Appeal to safeguard the very last British, Commonwealth and South American
Second World War Aircraft Carrier
Preservando a História da Naval Aviação Brasileira

PRESS RELEASE:  28 December 2001


HMS VENGEANCE, the last British WW2 aircraft carrier, once the pride of the Royal Navy is about to be scrapped in Brazil early in 2002 unless she can be rescued.  Exactly 60 years ago she was launched to lead the fight against the terrors of the Nazis and Japanese evils in the Pacific. Today, she lies forgotten in South America awaiting her fate and eventual scrapping unless the British Nation can respond to a deadline in January 2002 to raise finance to purchase the ship from the Brazilian Navy. This appeal urges the British Government to take the responsibility to safeguard this unique naval heritage for future generations.

HMS VENGEANCE is of unique historic, educational, touristic and commercial value. She was commissioned in the Royal Navy and served in the Mediterranean and Pacific in WW2, she was subsequently loaned to Australia as HMAS Vengeance during the Korean war and finally sold to the Brazilian government where she served in the Brazilian Navy as NAeL MINAS GERAIS during the Cold War. She subsequently remained there until she was finally decommissioned on 16th October 2001 and stricken from the Naval Vessel Registry, her fate unknown after the Brazilian Navy bought the modern aircraft carrier FOCH. Following the events of September 11th, British and American naval forces have been protecting our freedom against terrorism with their state of the art technology including the modern warships such as HMS Illustrious. Yet their direct predecessor is to be cut up into razor blades unless the British people and Government can put together a last minute bid to save her.

'Save the VENGEANCE' spokesman Martin Hill, stated "Tony Blair, the Prime Minister, has been approached, asking him if he could intervene to help save this historic ship. This will help us to launch the Museum plan and seek commercial partnerships".

The plan is to rescue the ship and bring her back to the UK this summer and turn her into one of the world's largest floating education centre, naval aviation museum, trade exhibition area and tourist attraction.  Displays will illustrate the leading role that Britain took in the development of ship borne naval aviation, as well as provide opportunity for training schemes with local industry, engineering firms and universities, and show her long history with the Royal Navy, Australia and Brazil.  In addition to displaying historic naval aircraft on her flight deck, she will have a cinema and theatre, and provide attractive venues for conferences and trade fairs.  She will also come alive as the flagship for boat shows and tall ship races as well as provide a unique focus in the UK for airshows, and be a magnet attracting film producers and documentaries.
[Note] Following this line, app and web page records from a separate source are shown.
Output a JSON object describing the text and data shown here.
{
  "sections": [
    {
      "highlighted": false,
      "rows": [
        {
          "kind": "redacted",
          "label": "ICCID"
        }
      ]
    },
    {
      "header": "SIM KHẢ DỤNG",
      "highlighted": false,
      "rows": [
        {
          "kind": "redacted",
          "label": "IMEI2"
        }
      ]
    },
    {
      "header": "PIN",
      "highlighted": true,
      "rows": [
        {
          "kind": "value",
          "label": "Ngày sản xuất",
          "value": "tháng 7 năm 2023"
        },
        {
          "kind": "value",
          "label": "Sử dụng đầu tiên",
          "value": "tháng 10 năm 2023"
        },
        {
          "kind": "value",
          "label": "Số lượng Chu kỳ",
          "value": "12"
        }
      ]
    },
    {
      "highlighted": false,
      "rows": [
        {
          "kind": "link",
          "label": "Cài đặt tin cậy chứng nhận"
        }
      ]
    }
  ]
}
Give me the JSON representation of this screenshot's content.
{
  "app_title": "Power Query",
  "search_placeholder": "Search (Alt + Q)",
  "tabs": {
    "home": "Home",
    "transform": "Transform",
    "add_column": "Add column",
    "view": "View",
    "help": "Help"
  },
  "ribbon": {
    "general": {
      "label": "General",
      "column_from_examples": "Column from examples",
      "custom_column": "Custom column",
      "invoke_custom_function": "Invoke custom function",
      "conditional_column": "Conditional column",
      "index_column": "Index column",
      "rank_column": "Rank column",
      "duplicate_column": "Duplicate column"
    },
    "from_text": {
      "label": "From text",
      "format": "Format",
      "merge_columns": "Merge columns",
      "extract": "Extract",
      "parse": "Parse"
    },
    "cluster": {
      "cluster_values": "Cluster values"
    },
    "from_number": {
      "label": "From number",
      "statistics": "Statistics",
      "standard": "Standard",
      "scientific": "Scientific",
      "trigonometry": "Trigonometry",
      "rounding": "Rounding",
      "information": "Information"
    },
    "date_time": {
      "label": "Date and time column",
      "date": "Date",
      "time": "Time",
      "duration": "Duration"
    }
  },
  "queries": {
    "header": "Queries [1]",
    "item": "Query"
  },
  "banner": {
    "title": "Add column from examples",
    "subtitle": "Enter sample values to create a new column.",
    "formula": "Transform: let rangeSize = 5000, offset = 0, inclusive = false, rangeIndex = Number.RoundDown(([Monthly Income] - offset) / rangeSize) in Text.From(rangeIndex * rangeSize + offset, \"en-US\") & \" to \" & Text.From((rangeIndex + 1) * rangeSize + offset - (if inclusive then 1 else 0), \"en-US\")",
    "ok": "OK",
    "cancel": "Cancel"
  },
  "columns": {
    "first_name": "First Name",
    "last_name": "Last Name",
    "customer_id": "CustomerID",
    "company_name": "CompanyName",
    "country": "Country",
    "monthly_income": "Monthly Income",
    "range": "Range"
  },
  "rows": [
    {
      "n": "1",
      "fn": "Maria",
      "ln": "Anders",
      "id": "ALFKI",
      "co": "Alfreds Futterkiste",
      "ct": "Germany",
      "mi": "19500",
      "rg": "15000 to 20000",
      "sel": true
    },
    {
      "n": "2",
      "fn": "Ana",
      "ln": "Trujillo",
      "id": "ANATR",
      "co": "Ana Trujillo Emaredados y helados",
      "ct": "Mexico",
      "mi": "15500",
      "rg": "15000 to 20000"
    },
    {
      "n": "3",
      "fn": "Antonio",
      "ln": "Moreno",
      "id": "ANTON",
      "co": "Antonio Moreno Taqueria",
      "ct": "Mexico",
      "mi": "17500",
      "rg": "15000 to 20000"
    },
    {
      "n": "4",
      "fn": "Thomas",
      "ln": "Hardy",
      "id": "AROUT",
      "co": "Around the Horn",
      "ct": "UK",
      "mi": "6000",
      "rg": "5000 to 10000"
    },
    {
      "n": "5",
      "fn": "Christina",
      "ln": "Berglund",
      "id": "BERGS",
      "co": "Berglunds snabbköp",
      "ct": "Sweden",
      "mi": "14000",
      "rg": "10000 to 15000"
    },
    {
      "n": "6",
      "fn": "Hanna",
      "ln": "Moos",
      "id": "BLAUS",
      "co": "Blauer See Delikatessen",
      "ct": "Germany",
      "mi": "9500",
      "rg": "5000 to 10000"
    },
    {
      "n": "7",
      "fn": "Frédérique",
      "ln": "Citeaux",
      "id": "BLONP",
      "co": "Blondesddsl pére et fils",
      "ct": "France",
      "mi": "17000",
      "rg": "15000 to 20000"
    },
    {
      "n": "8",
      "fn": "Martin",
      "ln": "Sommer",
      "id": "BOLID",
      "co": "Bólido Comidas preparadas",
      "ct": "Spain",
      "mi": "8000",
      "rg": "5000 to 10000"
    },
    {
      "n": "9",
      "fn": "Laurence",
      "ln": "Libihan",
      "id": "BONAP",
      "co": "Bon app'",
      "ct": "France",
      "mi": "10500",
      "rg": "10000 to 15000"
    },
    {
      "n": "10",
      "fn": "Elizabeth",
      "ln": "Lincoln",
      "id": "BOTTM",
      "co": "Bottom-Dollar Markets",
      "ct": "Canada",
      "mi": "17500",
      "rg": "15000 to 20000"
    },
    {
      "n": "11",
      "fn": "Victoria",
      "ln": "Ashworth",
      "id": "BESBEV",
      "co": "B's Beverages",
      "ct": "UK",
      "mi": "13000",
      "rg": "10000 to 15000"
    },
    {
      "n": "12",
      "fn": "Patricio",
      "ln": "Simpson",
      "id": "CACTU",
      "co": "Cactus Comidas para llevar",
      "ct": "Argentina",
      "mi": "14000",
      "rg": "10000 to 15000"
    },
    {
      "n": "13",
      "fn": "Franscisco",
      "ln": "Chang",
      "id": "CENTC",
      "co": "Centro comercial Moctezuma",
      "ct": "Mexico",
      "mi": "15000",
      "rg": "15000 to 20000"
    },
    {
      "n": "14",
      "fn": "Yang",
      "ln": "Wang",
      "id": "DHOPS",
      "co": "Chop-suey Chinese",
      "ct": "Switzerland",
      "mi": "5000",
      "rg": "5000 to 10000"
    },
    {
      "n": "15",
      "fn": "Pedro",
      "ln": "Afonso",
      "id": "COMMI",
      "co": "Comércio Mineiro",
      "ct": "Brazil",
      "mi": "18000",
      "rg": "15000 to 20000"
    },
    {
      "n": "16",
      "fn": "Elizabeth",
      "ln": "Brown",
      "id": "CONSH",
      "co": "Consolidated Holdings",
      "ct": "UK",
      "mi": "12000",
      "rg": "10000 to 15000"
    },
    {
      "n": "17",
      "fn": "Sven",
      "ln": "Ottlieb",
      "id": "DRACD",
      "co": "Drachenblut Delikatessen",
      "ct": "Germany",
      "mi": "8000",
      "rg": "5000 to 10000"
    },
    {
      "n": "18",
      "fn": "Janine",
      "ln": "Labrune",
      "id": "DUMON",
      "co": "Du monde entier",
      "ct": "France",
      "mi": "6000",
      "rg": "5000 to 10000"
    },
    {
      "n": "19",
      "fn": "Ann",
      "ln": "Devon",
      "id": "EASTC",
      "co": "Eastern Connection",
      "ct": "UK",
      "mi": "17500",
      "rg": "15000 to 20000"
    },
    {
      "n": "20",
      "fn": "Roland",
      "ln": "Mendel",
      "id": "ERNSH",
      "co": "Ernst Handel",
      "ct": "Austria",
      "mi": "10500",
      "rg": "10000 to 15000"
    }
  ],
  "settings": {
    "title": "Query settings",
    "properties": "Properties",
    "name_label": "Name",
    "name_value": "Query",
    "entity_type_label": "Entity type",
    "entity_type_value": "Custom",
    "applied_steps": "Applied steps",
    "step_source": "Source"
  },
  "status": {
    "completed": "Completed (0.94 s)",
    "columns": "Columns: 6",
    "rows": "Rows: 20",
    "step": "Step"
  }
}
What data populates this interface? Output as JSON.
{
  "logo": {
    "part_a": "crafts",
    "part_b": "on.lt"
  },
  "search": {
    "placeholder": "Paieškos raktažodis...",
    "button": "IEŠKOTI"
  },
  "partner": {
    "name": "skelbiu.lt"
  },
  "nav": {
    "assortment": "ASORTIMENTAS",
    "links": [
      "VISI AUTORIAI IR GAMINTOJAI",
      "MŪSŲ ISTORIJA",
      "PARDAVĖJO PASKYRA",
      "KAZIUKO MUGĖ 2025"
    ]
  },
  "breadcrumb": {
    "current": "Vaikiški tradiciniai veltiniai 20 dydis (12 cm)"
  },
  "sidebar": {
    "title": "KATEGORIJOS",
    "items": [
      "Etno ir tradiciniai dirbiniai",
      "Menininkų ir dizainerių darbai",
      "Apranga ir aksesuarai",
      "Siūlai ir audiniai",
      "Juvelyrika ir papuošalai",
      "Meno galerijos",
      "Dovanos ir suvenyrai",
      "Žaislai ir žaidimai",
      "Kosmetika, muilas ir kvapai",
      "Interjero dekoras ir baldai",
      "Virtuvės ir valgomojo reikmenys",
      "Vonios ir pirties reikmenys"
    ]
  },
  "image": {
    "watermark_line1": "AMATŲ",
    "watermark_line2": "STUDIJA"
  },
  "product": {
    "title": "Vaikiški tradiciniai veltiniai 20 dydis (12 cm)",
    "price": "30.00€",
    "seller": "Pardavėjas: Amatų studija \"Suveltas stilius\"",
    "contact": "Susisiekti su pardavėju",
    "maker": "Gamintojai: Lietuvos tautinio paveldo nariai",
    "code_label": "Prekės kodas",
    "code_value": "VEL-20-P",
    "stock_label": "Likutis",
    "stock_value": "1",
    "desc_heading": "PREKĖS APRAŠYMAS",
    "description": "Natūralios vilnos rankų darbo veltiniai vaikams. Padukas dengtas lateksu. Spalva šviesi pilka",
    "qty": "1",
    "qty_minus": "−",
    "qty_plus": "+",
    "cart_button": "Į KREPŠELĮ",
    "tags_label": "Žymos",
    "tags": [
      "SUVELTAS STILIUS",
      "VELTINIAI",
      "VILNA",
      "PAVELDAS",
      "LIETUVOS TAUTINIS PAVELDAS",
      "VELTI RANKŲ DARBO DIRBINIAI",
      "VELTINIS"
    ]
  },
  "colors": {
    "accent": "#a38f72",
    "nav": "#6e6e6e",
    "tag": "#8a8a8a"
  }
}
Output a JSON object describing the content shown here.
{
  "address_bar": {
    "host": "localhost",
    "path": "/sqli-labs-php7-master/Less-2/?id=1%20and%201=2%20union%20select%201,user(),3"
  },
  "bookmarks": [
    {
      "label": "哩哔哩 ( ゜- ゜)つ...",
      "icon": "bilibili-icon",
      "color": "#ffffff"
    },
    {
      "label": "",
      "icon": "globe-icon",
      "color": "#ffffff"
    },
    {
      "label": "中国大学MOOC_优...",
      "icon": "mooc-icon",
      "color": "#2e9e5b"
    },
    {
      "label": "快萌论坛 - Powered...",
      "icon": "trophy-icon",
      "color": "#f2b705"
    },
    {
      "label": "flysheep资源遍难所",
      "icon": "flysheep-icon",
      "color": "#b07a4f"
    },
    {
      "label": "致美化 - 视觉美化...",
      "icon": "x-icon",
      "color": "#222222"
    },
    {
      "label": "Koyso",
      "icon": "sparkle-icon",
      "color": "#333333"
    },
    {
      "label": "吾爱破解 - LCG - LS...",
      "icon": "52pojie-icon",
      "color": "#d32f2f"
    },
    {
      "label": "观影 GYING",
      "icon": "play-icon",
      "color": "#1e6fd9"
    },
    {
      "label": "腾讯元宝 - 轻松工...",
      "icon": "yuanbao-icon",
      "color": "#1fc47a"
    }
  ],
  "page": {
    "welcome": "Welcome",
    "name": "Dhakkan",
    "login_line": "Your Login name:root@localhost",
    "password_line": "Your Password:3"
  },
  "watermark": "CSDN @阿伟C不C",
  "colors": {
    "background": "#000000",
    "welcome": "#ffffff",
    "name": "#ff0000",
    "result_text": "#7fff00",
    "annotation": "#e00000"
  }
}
The British Port Authorities (ABP Southampton) have shown their support by offering her a berth in Southampton Water.

It may be a daunting task to preserve this massive ship at 693.1 feet (211 metres) in length but it can certainly be done! In the United States 9 aircraft carriers have been preserved in New York, Texas, and San Francisco, and serve the communities as tourist attractions, museums, education and business centres, where up to 1 million visitors come every year ensuring that they remain financially self-sufficient. If America can preserve its naval heritage, then so can we in the UK!

The project is masterminded by two enthusiastic naval aviation experts, Martin Hill, a retired Merchant Navy Officer, of the Battle of the Atlantic Memorial Ships, and Graham Falkner Drucker, Director of the Fleet Air Arm Archive. Falkner Drucker's uncle was one of the great Fleet Air Arm heroes, Lt Cdr Roy Baker-Falkner DSO DSC RN, killed in WW2 whilst attacking the German Battleship Tirpitz, and he believes this great ship will be a fitting tribute to all those who have died to protect our freedom - past and present - as well as provide a wonderful attraction for education and enjoyment alike. He went on to stress that "what we need now is for the British Government and the public to help in the appeal to Save the Vengeance" and to support our endevours to convince the Brazilian Government that she has not been forgotten and that she is too historic a ship to be scrapped. The Brazilian Navy is hopefully prepared to sell the ship to us and sail her back to the UK under her own steam".

Here again we urge the British Government to take action, and any help from the businesss community, private sponsorship, or the public is urgently required. If you wish to join the Save the Vengeance Affiliates or require information please contact:

Save the Vengeance Appeal.
Email: vengeancecampaign@

HMS Vengeance in 1946 (Photo courtesy of the HMS Vengeance Veterans association)

NAeL Minas Gerais (ex HMS Vengeance) in late 1990s after refit (Photo courtesy of HMS Vengeance website)